The years between 2006 and 2011 were a nightmare for the DMK because of the frequent power cuts in the state. It appears, the problem has begun to haunt the ruling party in Tamil Nadu all over again.
Over the past few weeks, districts across Tamil Nadu have been witnessing at least three or four hours of power failure every day. This at a time when the people are already vexed about the government’s steadfast refusal to extend the deadline to pay electricity bills.
In a press briefing, Electricity Minister V Senthil Balaji accused the previous AIADMK government for the present condition. “In the last 10 months, no maintenance work was carried out. Because of that we are having frequent power outages. We are trying to rectify this within 10 days,” he said.

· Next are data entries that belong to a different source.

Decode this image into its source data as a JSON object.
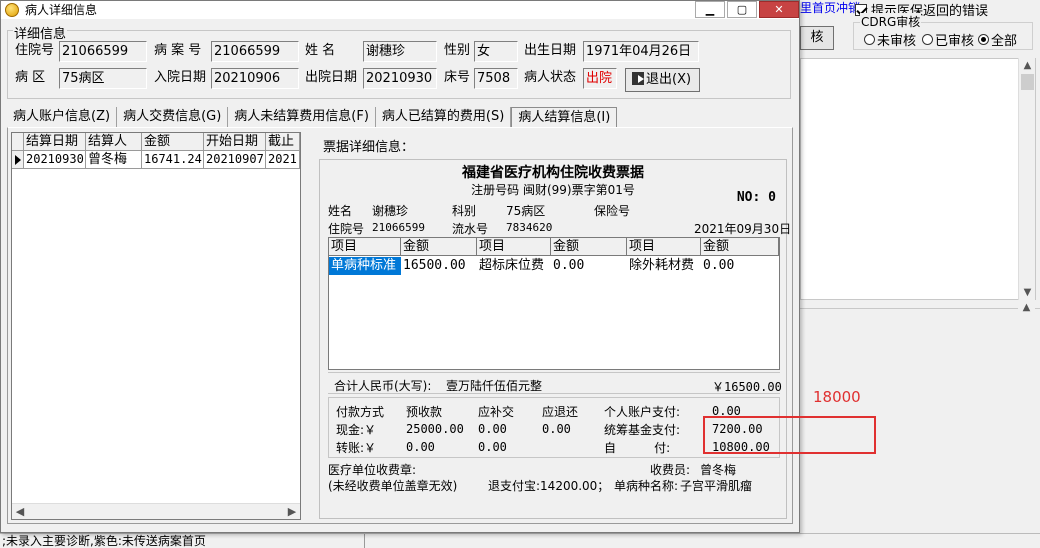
{
  "background": {
    "link_text": "里首页冲销",
    "checkbox_label": "提示医保返回的错误",
    "group_title": "CDRG审核",
    "button_label": "核",
    "radios": [
      "未审核",
      "已审核",
      "全部"
    ],
    "status_text": ";未录入主要诊断,紫色:未传送病案首页"
  },
  "dialog": {
    "title": "病人详细信息",
    "group_title": "详细信息",
    "fields": {
      "admission_no_label": "住院号",
      "admission_no": "21066599",
      "case_no_label": "病 案 号",
      "case_no": "21066599",
      "name_label": "姓     名",
      "name": "谢穗珍",
      "sex_label": "性别",
      "sex": "女",
      "birth_label": "出生日期",
      "birth": "1971年04月26日",
      "ward_label": "病   区",
      "ward": "75病区",
      "in_date_label": "入院日期",
      "in_date": "20210906",
      "out_date_label": "出院日期",
      "out_date": "20210930",
      "bed_label": "床号",
      "bed": "7508",
      "status_label": "病人状态",
      "status": "出院"
    },
    "exit_label": "退出(X)",
    "tabs": [
      "病人账户信息(Z)",
      "病人交费信息(G)",
      "病人未结算费用信息(F)",
      "病人已结算的费用(S)",
      "病人结算信息(I)"
    ],
    "grid": {
      "headers": [
        "结算日期",
        "结算人",
        "金额",
        "开始日期",
        "截止"
      ],
      "rows": [
        [
          "20210930",
          "曾冬梅",
          "16741.24",
          "20210907",
          "2021"
        ]
      ]
    },
    "receipt": {
      "section_label": "票据详细信息：",
      "title": "福建省医疗机构住院收费票据",
      "subtitle": "注册号码 闽财(99)票字第01号",
      "no": "NO: 0",
      "name_label": "姓名",
      "name": "谢穗珍",
      "dept_label": "科别",
      "dept": "75病区",
      "insurance_label": "保险号",
      "admission_label": "住院号",
      "admission": "21066599",
      "serial_label": "流水号",
      "serial": "7834620",
      "date": "2021年09月30日",
      "item_headers": [
        "项目",
        "金额",
        "项目",
        "金额",
        "项目",
        "金额"
      ],
      "items": [
        "单病种标准",
        "16500.00",
        "超标床位费",
        "0.00",
        "除外耗材费",
        "0.00"
      ],
      "total_label": "合计人民币(大写):",
      "total_words": "壹万陆仟伍佰元整",
      "total": "￥16500.00",
      "pay_headers": [
        "付款方式",
        "预收款",
        "应补交",
        "应退还",
        "个人账户支付:",
        "0.00"
      ],
      "cash_row": [
        "现金:￥",
        "25000.00",
        "0.00",
        "0.00",
        "统筹基金支付:",
        "7200.00"
      ],
      "transfer_row": [
        "转账:￥",
        "0.00",
        "0.00",
        "自          付:",
        "10800.00"
      ],
      "footer": {
        "seal_label": "医疗单位收费章:",
        "cashier_label": "收费员:",
        "cashier": "曾冬梅",
        "note": "(未经收费单位盖章无效)",
        "refund": "退支付宝:14200.00；",
        "disease_label": "单病种名称:",
        "disease": "子宫平滑肌瘤"
      }
    }
  },
  "annotation": {
    "value": "18000",
    "color": "#e03030"
  }
}
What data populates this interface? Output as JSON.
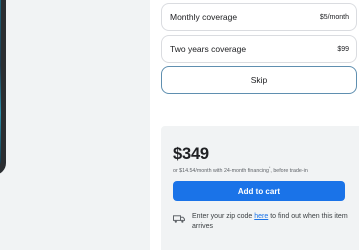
{
  "protection_options": [
    {
      "label": "Monthly coverage",
      "price": "$5/month"
    },
    {
      "label": "Two years coverage",
      "price": "$99"
    }
  ],
  "skip_label": "Skip",
  "purchase": {
    "price": "$349",
    "financing_text_before": "or $14.54/month with 24-month financing",
    "financing_marker": "*",
    "financing_text_after": ", before trade-in",
    "add_to_cart_label": "Add to cart",
    "delivery_prefix": "Enter your zip code ",
    "delivery_link": "here",
    "delivery_suffix": " to find out when this item arrives"
  },
  "colors": {
    "accent": "#1a73e8",
    "panel_background": "#f1f3f4",
    "skip_border": "#5f8fb0"
  },
  "icons": {
    "delivery": "truck-icon"
  }
}
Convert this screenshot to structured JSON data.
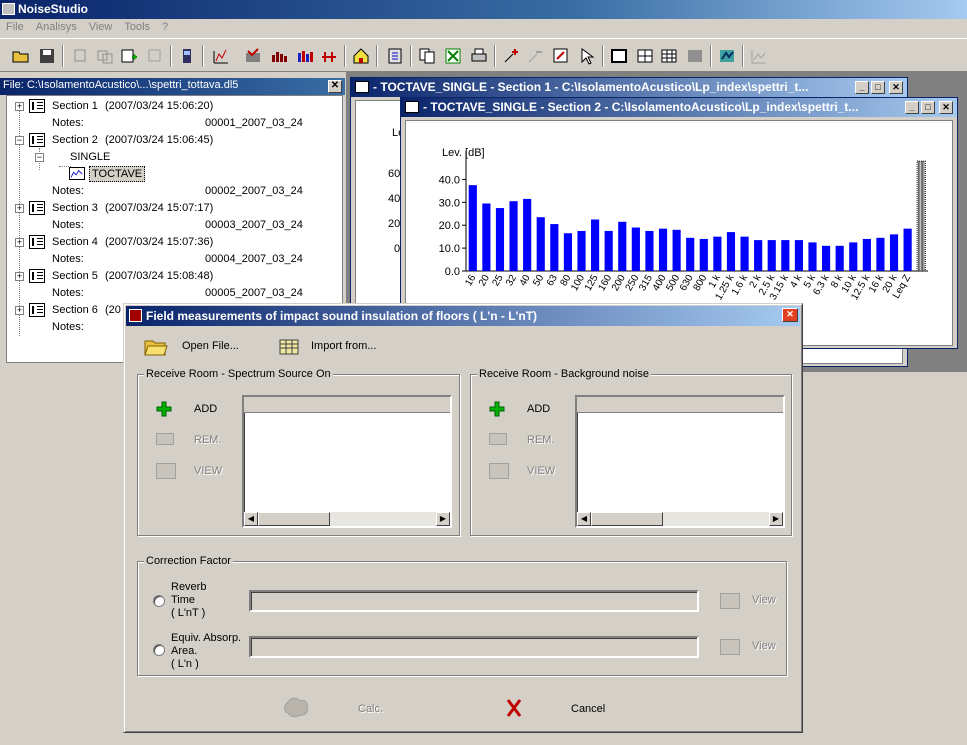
{
  "app": {
    "title": "NoiseStudio"
  },
  "menu": {
    "items": [
      "File",
      "Analisys",
      "View",
      "Tools",
      "?"
    ]
  },
  "tree": {
    "title": "File: C:\\IsolamentoAcustico\\...\\spettri_tottava.dl5",
    "rows": [
      {
        "label": "Section 1",
        "date": "(2007/03/24 15:06:20)"
      },
      {
        "label": "Notes:",
        "value": "00001_2007_03_24"
      },
      {
        "label": "Section 2",
        "date": "(2007/03/24 15:06:45)"
      },
      {
        "label": "SINGLE"
      },
      {
        "label": "TOCTAVE"
      },
      {
        "label": "Notes:",
        "value": "00002_2007_03_24"
      },
      {
        "label": "Section 3",
        "date": "(2007/03/24 15:07:17)"
      },
      {
        "label": "Notes:",
        "value": "00003_2007_03_24"
      },
      {
        "label": "Section 4",
        "date": "(2007/03/24 15:07:36)"
      },
      {
        "label": "Notes:",
        "value": "00004_2007_03_24"
      },
      {
        "label": "Section 5",
        "date": "(2007/03/24 15:08:48)"
      },
      {
        "label": "Notes:",
        "value": "00005_2007_03_24"
      },
      {
        "label": "Section 6",
        "date": "(20"
      },
      {
        "label": "Notes:"
      }
    ]
  },
  "win1": {
    "title": "- TOCTAVE_SINGLE - Section 1 -  C:\\IsolamentoAcustico\\Lp_index\\spettri_t...",
    "ylabel_partial": "Le",
    "ticks": [
      "60",
      "40",
      "20",
      "0"
    ]
  },
  "win2": {
    "title": "- TOCTAVE_SINGLE - Section 2 -  C:\\IsolamentoAcustico\\Lp_index\\spettri_t..."
  },
  "chart_data": {
    "type": "bar",
    "ylabel": "Lev. [dB]",
    "ylim": [
      0,
      45
    ],
    "yticks": [
      "0.0",
      "10.0",
      "20.0",
      "30.0",
      "40.0"
    ],
    "categories": [
      "16",
      "20",
      "25",
      "32",
      "40",
      "50",
      "63",
      "80",
      "100",
      "125",
      "160",
      "200",
      "250",
      "315",
      "400",
      "500",
      "630",
      "800",
      "1 k",
      "1.25 k",
      "1.6 k",
      "2 k",
      "2.5 k",
      "3.15 k",
      "4 k",
      "5 k",
      "6.3 k",
      "8 k",
      "10 k",
      "12.5 k",
      "16 k",
      "20 k",
      "Leq Z"
    ],
    "values": [
      37.5,
      29.5,
      27.5,
      30.5,
      31.5,
      23.5,
      20.5,
      16.5,
      17.5,
      22.5,
      17.5,
      21.5,
      19.0,
      17.5,
      18.5,
      18.0,
      14.5,
      14.0,
      15.0,
      17.0,
      15.0,
      13.5,
      13.5,
      13.5,
      13.5,
      12.5,
      11.0,
      11.0,
      12.5,
      14.0,
      14.5,
      16.0,
      18.5,
      49.0
    ],
    "bar_color": "#0000ff",
    "grid": false
  },
  "dialog": {
    "title": "Field measurements of impact sound insulation of floors ( L'n - L'nT)",
    "open_file": "Open File...",
    "import_from": "Import from...",
    "left_group": "Receive Room - Spectrum Source On",
    "right_group": "Receive Room - Background noise",
    "add": "ADD",
    "rem": "REM.",
    "view": "VIEW",
    "correction_group": "Correction Factor",
    "reverb_line1": "Reverb",
    "reverb_line2": "Time",
    "reverb_line3": "( L'nT )",
    "equiv_line1": "Equiv. Absorp.",
    "equiv_line2": "Area.",
    "equiv_line3": "( L'n )",
    "view_btn": "View",
    "calc": "Calc.",
    "cancel": "Cancel"
  },
  "colors": {
    "accent": "#0a246a",
    "window_bg": "#d4d0c8",
    "add_green": "#00a000",
    "cancel_red": "#c00000"
  }
}
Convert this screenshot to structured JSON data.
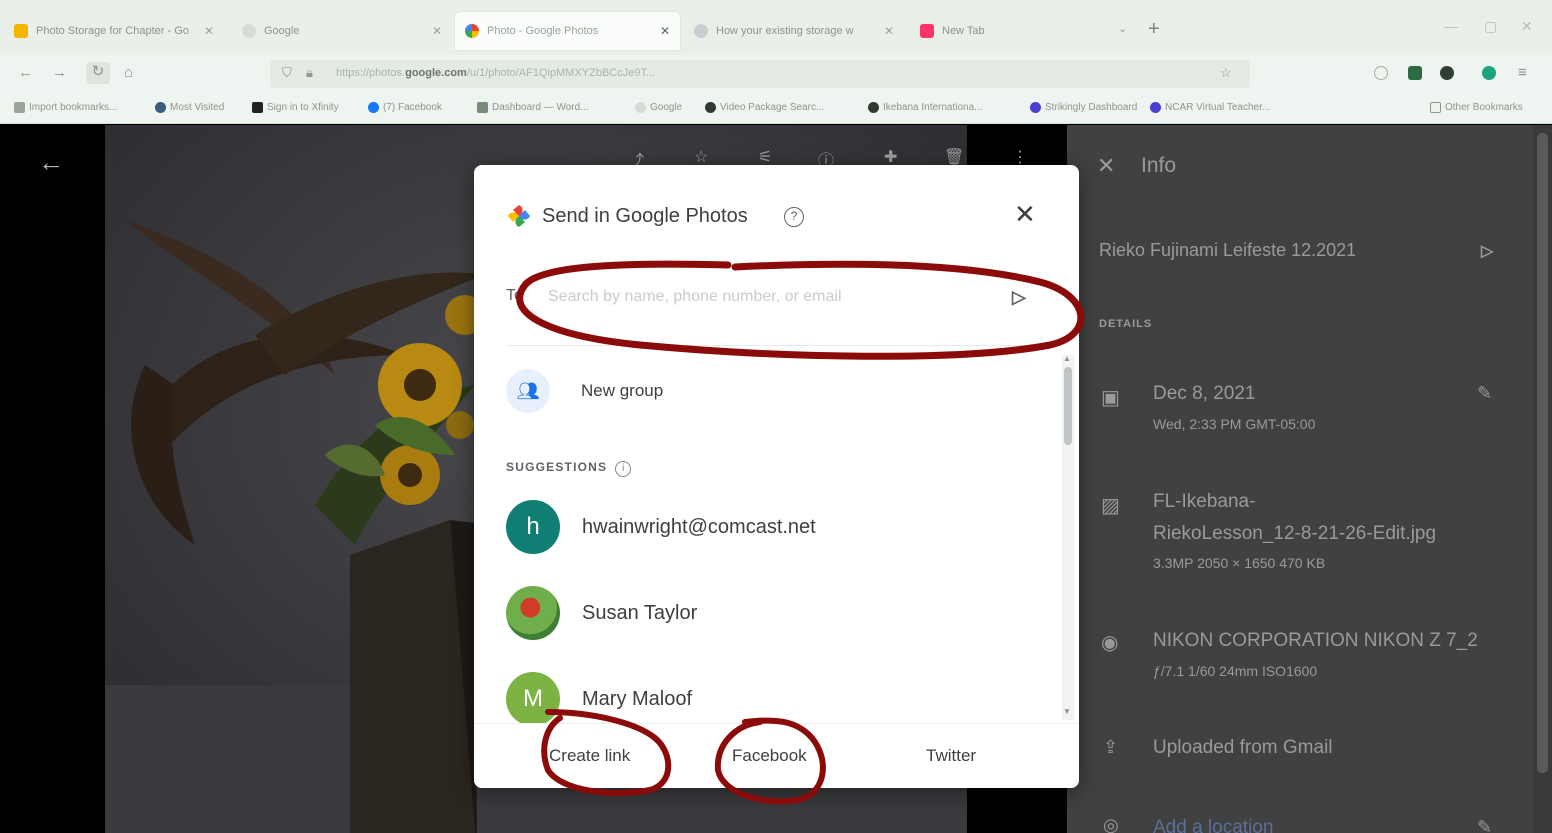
{
  "browser": {
    "tabs": [
      {
        "title": "Photo Storage for Chapter - Go",
        "color": "#f4b400"
      },
      {
        "title": "Google",
        "color": "#d8dcd9"
      },
      {
        "title": "Photo - Google Photos",
        "color": "#ea4335"
      },
      {
        "title": "How your existing storage w",
        "color": "#c9ced0"
      },
      {
        "title": "New Tab",
        "color": "#ff3366"
      }
    ],
    "url": {
      "prefix": "https://photos.",
      "domain": "google.com",
      "path": "/u/1/photo/AF1QipMMXYZbBCcJe9T..."
    },
    "new_tab": "+",
    "tab_dropdown": "⌄",
    "bookmarks": [
      {
        "label": "Import bookmarks...",
        "color": "#9aa39c"
      },
      {
        "label": "Most Visited",
        "color": "#3d5a80"
      },
      {
        "label": "Sign in to Xfinity",
        "color": "#222222"
      },
      {
        "label": "(7) Facebook",
        "color": "#1877f2"
      },
      {
        "label": "Dashboard — Word...",
        "color": "#7c8a7e"
      },
      {
        "label": "Google",
        "color": "#d8dcd9"
      },
      {
        "label": "Video Package Searc...",
        "color": "#2f3a33"
      },
      {
        "label": "Ikebana Internationa...",
        "color": "#2f3a33"
      },
      {
        "label": "Strikingly Dashboard",
        "color": "#4a3fd3"
      },
      {
        "label": "NCAR Virtual Teacher...",
        "color": "#4a3fd3"
      }
    ],
    "other_bookmarks": "Other Bookmarks"
  },
  "dialog": {
    "title": "Send in Google Photos",
    "to_label": "To",
    "search_placeholder": "Search by name, phone number, or email",
    "new_group_label": "New group",
    "suggestions_label": "SUGGESTIONS",
    "contacts": [
      {
        "initial": "h",
        "name": "hwainwright@comcast.net",
        "color": "#0e7f72"
      },
      {
        "initial": "",
        "name": "Susan Taylor",
        "color": "#5c9d4a"
      },
      {
        "initial": "M",
        "name": "Mary Maloof",
        "color": "#7cb342"
      }
    ],
    "share_buttons": [
      "Create link",
      "Facebook",
      "Twitter"
    ]
  },
  "info_panel": {
    "title": "Info",
    "description": "Rieko Fujinami Leifeste 12.2021",
    "details_label": "DETAILS",
    "date": "Dec 8, 2021",
    "time": "Wed, 2:33 PM   GMT-05:00",
    "file_name_1": "FL-Ikebana-",
    "file_name_2": "RiekoLesson_12-8-21-26-Edit.jpg",
    "file_meta": "3.3MP   2050 × 1650   470 KB",
    "camera": "NIKON CORPORATION NIKON Z 7_2",
    "camera_meta": "ƒ/7.1   1/60   24mm   ISO1600",
    "uploaded": "Uploaded from Gmail",
    "location": "Add a location"
  },
  "annotation_color": "#8b0a0a"
}
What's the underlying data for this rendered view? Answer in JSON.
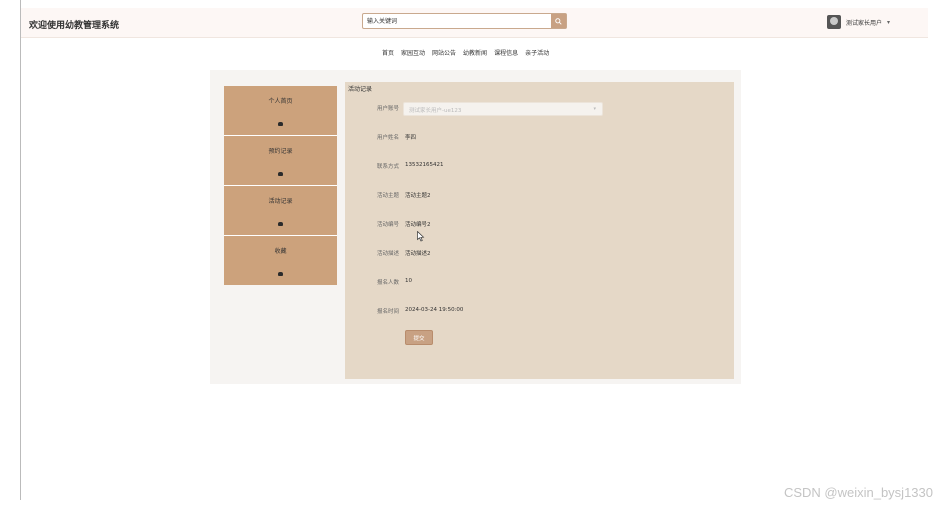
{
  "header": {
    "site_title": "欢迎使用幼教管理系统",
    "search_placeholder": "输入关键词",
    "user_name": "测试家长用户",
    "caret": "▾"
  },
  "nav": {
    "items": [
      "首页",
      "家园互动",
      "网站公告",
      "幼教新闻",
      "课程信息",
      "亲子活动"
    ]
  },
  "sidebar": {
    "items": [
      {
        "label": "个人首页"
      },
      {
        "label": "预约记录"
      },
      {
        "label": "活动记录"
      },
      {
        "label": "收藏"
      }
    ]
  },
  "form": {
    "title": "活动记录",
    "fields": [
      {
        "label": "用户账号",
        "value": "测试家长用户-ue123"
      },
      {
        "label": "用户姓名",
        "value": "李四"
      },
      {
        "label": "联系方式",
        "value": "13532165421"
      },
      {
        "label": "活动主题",
        "value": "活动主题2"
      },
      {
        "label": "活动编号",
        "value": "活动编号2"
      },
      {
        "label": "活动描述",
        "value": "活动描述2"
      },
      {
        "label": "报名人数",
        "value": "10"
      },
      {
        "label": "报名时间",
        "value": "2024-03-24 19:50:00"
      }
    ],
    "submit_label": "提交"
  },
  "watermark": "CSDN @weixin_bysj1330",
  "colors": {
    "accent": "#c8a183",
    "sidebar": "#cca27c",
    "content_bg": "#e5d8c7"
  }
}
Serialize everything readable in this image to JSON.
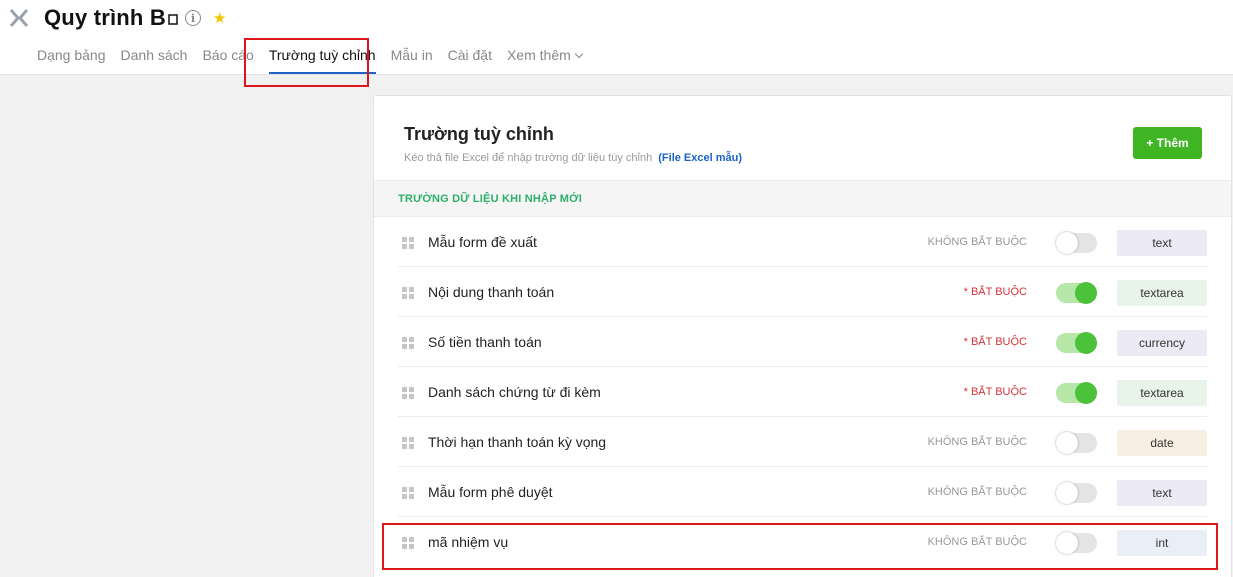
{
  "app": {
    "title": "Quy trình B"
  },
  "tabs": [
    {
      "label": "Dạng bảng",
      "active": false
    },
    {
      "label": "Danh sách",
      "active": false
    },
    {
      "label": "Báo cáo",
      "active": false
    },
    {
      "label": "Trường tuỳ chỉnh",
      "active": true
    },
    {
      "label": "Mẫu in",
      "active": false
    },
    {
      "label": "Cài đặt",
      "active": false
    }
  ],
  "tab_more": "Xem thêm",
  "panel": {
    "title": "Trường tuỳ chỉnh",
    "subtitle": "Kéo thả file Excel để nhập trường dữ liệu tùy chỉnh",
    "subtitle_link": "(File Excel mẫu)",
    "add_label": "+ Thêm",
    "section_title": "TRƯỜNG DỮ LIỆU KHI NHẬP MỚI"
  },
  "fields": [
    {
      "name": "Mẫu form đề xuất",
      "required_label": "KHÔNG BẮT BUỘC",
      "required": false,
      "type": "text",
      "type_color": "#eceaf5"
    },
    {
      "name": "Nội dung thanh toán",
      "required_label": "* BẮT BUỘC",
      "required": true,
      "type": "textarea",
      "type_color": "#e8f3ea"
    },
    {
      "name": "Số tiền thanh toán",
      "required_label": "* BẮT BUỘC",
      "required": true,
      "type": "currency",
      "type_color": "#eceaf5"
    },
    {
      "name": "Danh sách chứng từ đi kèm",
      "required_label": "* BẮT BUỘC",
      "required": true,
      "type": "textarea",
      "type_color": "#e8f3ea"
    },
    {
      "name": "Thời hạn thanh toán kỳ vọng",
      "required_label": "KHÔNG BẮT BUỘC",
      "required": false,
      "type": "date",
      "type_color": "#f7efe3"
    },
    {
      "name": "Mẫu form phê duyệt",
      "required_label": "KHÔNG BẮT BUỘC",
      "required": false,
      "type": "text",
      "type_color": "#eceaf5"
    },
    {
      "name": "mã nhiệm vụ",
      "required_label": "KHÔNG BẮT BUỘC",
      "required": false,
      "type": "int",
      "type_color": "#eaeef6"
    }
  ],
  "colors": {
    "accent_blue": "#1d63c5",
    "add_green": "#3fb523",
    "toggle_on": "#4cc13a",
    "highlight_red": "#e0171a"
  }
}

He added that squirrels were running on power cables, and this added to the outage problem.
War of words
Amid the fierce row over power outages, the DMK and AIADMK are also engaged in a war of words over the correct term to describe the situation. The Tamil words min thadai (power outage) and min vettu (power cuts) are being used alternately, both by politicians and the media.
The DMK, while agreeing that Tamil Nadu is not a minmigai maanilam (power surplus state), insists that what it is going through now is min thadai. According to experts, a state can be termed a power surplus one only if it generates more power than what’s consumed, and distributes it to other states. But Tamil Nadu has locked its power plants and purchases power from the market for a higher price and hence it cannot be called a power surplus state.
This leads to the question: Why should the state buy from the market when it claims it has the potential to generate surplus power?
“In many power plants, the cost of generating the power is more than what the private companies are selling in the market. That’s the reason the state purchases power from the market,” said S Gandhi, President, Power Engineers Society of Tamil Nadu.
Though the DMK blames the AIADMK for the current power woes, a large section of society has begun to criticise the ruling party, alleging that it would be typical of it to indulge in such practices. There is sharp criticism in social media on the frequent power cuts/outages.
“In no way the DMK can be held responsible — not only now but also during their last regime,” said Vishnu Rao, a Chennai-based researcher who is studying the power industry. “During their last regime, the party had discussions with many private players to start a power plant. But most of them have not materialised.”
“That was also the time when a lot of industries set up plants here. While industry was developing, we were unable to meet the power demand. That’s why there were several outages,” he added.
Gandhi said the past AIADMK regime had created strife between the management and employees of the state electricity department, which could also be a reason for the outages.
“In all my years of service, the employees of the electricity department used to hold a token protest against (controversial) Central or state policy. But now the employees are going for strikes en masse for many days for various issues. Earlier, even if the employees were on strike, the maintenance work continued to be carried out. But now, only when their complaints are addressed do they act. That’s the situation the past government has created,” he said.
Only when there is an increase in the gap between power generation and demand, one can call it a power cut, he said, adding that Tamil Nadu has surplus generation.
“Between 1991 and 1996, there were no power plants set up. Between 1996 and 2001, the state planned for 45,000 MW power but was able to set up only 17,000 MW. After 2002, there was a sharp increase in the consumption of consumer products — it shot up from 12% to 36%. At that time, the whole country was facing huge power cuts. This continued till 2012.”
It may be recalled that before 2014, the southern grid was not attached to the national grid and Tamil Nadu had only DC lines.
“Whether we received power from Maharashtra or Odisha, it was distributed only through DC lines. We lacked AC lines to get power from other regions. We had just started laying the AC lines. This became an additional constraint for the DMK then,” recalled Gandhi.
Maintenance is critical
The problem of ‘no maintenance’ has been around for the past four or five years, since the AIADMK government planned to hand over the electricity board (EB) to the private sector, alleged K Arul Selvan, President, Tamil Nadu Power Engineers Organisation.
“They thought to hand over the EB to private players. It was the major reason why employees had a conflict with the management then. But that has been resolved now because this government wants to run EB as a public enterprise,” he said.
But, the present government’s promise to rectify the power outage issue within 10 days is not feasible, contended Selvan. “There is a rule that maintenance should be carried out periodically, such as monthly, quarterly, half yearly and yearly. The machines should be switched off and maintenance should be carried out.
“If it done as per the rule, the machines will be in good condition. But if the maintenance is not there, the machines develop problems. To repair them we need more manpower and more time. It will take at least six months to one year to bring down the power outages,” he added.